3.00 teaspoons honey cream mix*
1/2 tsp. teaspoon cinnamon
1.00 oz. dark Jamaican rum (Kohala Bay or equivalent)
1.00 oz 151 rum (Lemon Hart Demerara recommended)**
6 strips of lemon peel
6 strips of orange peel
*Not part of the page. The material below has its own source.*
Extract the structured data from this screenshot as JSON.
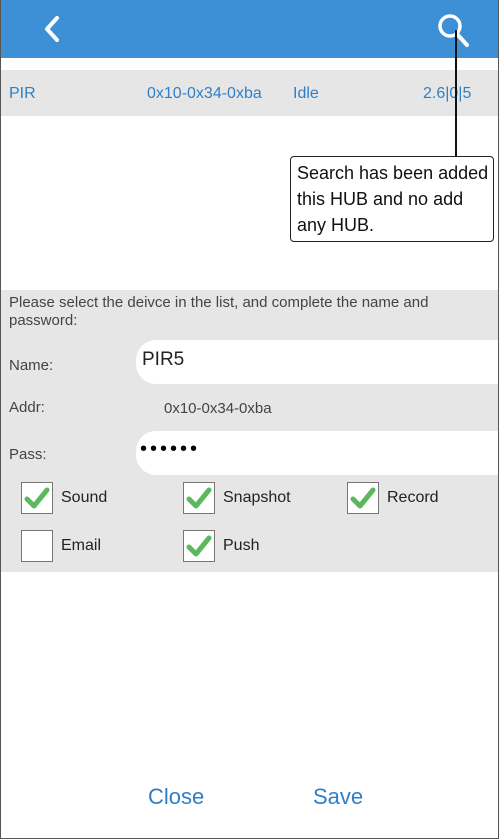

The ingredients in light blue are the ones I used. Here's the method I used (largely the same between the two, and largely copied from Atomic Grog):
Combine the rum, cinnamon, cloves, and citrus peels in a heat-proof pitcher or pot. Stir, set aside and let the rum soak into the peels.
Into a small pan, pour the hot Kona coffee and add the honey mix. Slowly heat. Pour heated (but not boiling) mixture into a coffee grog mug. Take the pitcher and coffee mug to a serving table.
With chopsticks, remove a piece of the orange or lemon peel and set afire. Plunge the peel back into the pitcher, setting the rum mixture ablaze.
If possible, pick up the flaming citrus peel pieces and drop them into the coffee grog mug. Pour the flaming rum into the glass, stir with chopsticks and serve.
* For the honey cream mix: In separate small bowls, heat equal parts sweet (unsalted) butter and honey (I also added a dash of half and half). Then combine and whisk until well blended. Use immediately

** Since I did not have 151 Demerara, I instead used regular-proof Hamilton Demerara, and 151 Don Q.

Still with me?

Unfortunately I do not have a flaming skull mug that this would normally be served in, so I used a rum barrel from the Tonga Hut. I carefully set the contents of the pitcher ablaze and did my best to pour a stream of flame into the coffee. Doing this, and photographing the spectacle yourself is a bit of a challenge, so the photos could be better (I should have turned down the lights, naturally). But you get the idea.

How does it taste? Well, given all the effort I put in, I wish I could say I enjoyed it more. For me, the orange/citrus aroma dominated the drink, even when bringing it near my nose to take a sip. I definitely used too much orange peel and should have only used one. I just couldn't get past the citrus/coffee mix, and I ended up only drinking about half of it. With a reduction in citrus, I can see how this would be a fairly pleasant after-dinner drink, and I have to think that most of the alcohol gets burned off during all the flaming, so it's not very potent.

If nothing else, it's a real showstopper if you do it right for your guests (safely!).

For your holiday viewing pleasure, I give you the wonderful Judy Garland Christmas Special from 1963. Enjoy!